  • Ensure that there is one-half inch of room or more at the toe—but also make sure that the flex point of the shoe aligns with the ball of the foot.
  • Look for stiff counters to control rearfoot motion and support the ankle—in those children who show hypermobile feet and severe pes planus.
  • Use laces to get a good, snug fit—but be aware that over-tightening will restrict normal blood flow.

Good corrective shoes are certainly necessary for a segment of the population. Orthopedic shoes provide firm control, help develop an arch, and provide stability for those who need it, but not everyone does. As members of an integrated pediatric healthcare team, we need to always be on the lookout for abnormalities such as clubfoot or excessive internal rotation. Signs of talipes equinovarus can mask more serious diseases such as neuromuscular disorders, spinal tumors, or even trauma. The key is to know when to apply a principle and when it is unnecessary. If a young child regularly complains of pain in the feet or legs, and if it is interfering with normal play and leading to sedentary activity, then it should be investigated. However, absent any specific problem identified by a pediatrician, podiatrist, or other qualified professional, children's feet should be allowed to develop naturally.

As the proud father of two children, ages six-and-a-half and five, I have spent time in children's shoe shops, and I've examined the footwear that is on display. There are many shoe styles and brands available that support the minimalist approach. Increasingly, infants' pre-walkers have come onto the market that are essentially thin, moccasin-type foot coverings. A child can wear these well after he or she begins walking. Mary Jane-type open-top shoes, for both boys and girls, with flexible soles, are also quite common. Although my opinion is not sought after during these shopping trips, I typically steer the decision toward fit and the less-is-more approach. Wisely, I do not get involved in the choice of colors!

SĂ©amus Kennedy, BEng (Mech), CPed, is president and co-owner of Hersco Ortho Labs, New York, New York. He can be reached at , or by visiting

Selecting Children's Shoes

A brief search of the web revealed a wealth of sites that promote the natural foot health of children and adults. Among the many suggestions for choosing children's shoes are the following:

  1. Always buy shoes based on fit.
  2. Shoes should not be too tight, and ideally they will be boxy-looking so the toes can grow straight.
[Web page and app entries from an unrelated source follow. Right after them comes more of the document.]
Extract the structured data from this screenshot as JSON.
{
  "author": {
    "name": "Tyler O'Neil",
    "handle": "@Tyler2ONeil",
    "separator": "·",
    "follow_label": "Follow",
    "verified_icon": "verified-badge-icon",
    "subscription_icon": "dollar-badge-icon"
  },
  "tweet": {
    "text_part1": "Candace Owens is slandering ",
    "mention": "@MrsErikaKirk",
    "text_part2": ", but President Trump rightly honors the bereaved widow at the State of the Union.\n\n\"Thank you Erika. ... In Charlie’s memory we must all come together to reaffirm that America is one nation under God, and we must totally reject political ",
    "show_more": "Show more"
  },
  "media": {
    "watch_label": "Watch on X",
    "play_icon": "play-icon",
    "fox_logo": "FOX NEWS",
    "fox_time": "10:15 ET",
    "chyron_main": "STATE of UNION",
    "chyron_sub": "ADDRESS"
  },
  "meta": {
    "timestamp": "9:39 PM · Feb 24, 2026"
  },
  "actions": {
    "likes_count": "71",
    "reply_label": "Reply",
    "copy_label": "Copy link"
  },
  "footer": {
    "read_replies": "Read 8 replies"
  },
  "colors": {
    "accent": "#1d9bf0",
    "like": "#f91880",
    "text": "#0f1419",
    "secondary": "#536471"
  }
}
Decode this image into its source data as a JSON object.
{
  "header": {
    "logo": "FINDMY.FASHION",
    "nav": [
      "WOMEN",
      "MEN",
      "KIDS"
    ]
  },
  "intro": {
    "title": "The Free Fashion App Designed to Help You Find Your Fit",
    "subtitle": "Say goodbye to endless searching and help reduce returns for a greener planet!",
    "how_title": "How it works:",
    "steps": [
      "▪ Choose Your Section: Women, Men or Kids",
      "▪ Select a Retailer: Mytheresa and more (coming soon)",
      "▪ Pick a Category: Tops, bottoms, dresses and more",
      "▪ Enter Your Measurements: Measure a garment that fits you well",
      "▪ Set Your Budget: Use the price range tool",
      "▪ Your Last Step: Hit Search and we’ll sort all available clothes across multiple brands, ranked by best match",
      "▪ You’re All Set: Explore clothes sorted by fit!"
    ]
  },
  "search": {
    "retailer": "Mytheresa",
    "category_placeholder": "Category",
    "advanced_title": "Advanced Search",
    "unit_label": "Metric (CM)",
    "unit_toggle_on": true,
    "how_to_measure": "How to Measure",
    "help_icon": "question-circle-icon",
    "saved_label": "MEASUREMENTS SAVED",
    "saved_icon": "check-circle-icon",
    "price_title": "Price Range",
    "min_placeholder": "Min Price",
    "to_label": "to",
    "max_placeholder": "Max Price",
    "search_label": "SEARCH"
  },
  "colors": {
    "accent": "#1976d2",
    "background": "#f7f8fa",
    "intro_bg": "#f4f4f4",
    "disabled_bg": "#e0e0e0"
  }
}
Feet need room to develop, and tight shoes will restrict circulation and airflow.
  3. Flexible, bendable soles allow the foot to develop sensitivity, mobility, and intrinsic muscle strength, enhancing balance. Low heels or flat soles promote stability and keep the Achilles tendon from shortening prematurely.
  4. Children should be allowed to go barefoot as often as possible when in hazard-free environments. It is now becoming more common that children go barefoot in the house or yard.

Although by far the most popular shoes for children, many sneakers available today have soles that are not flexible and come with a raised heel and toe-spring that restrict natural motion.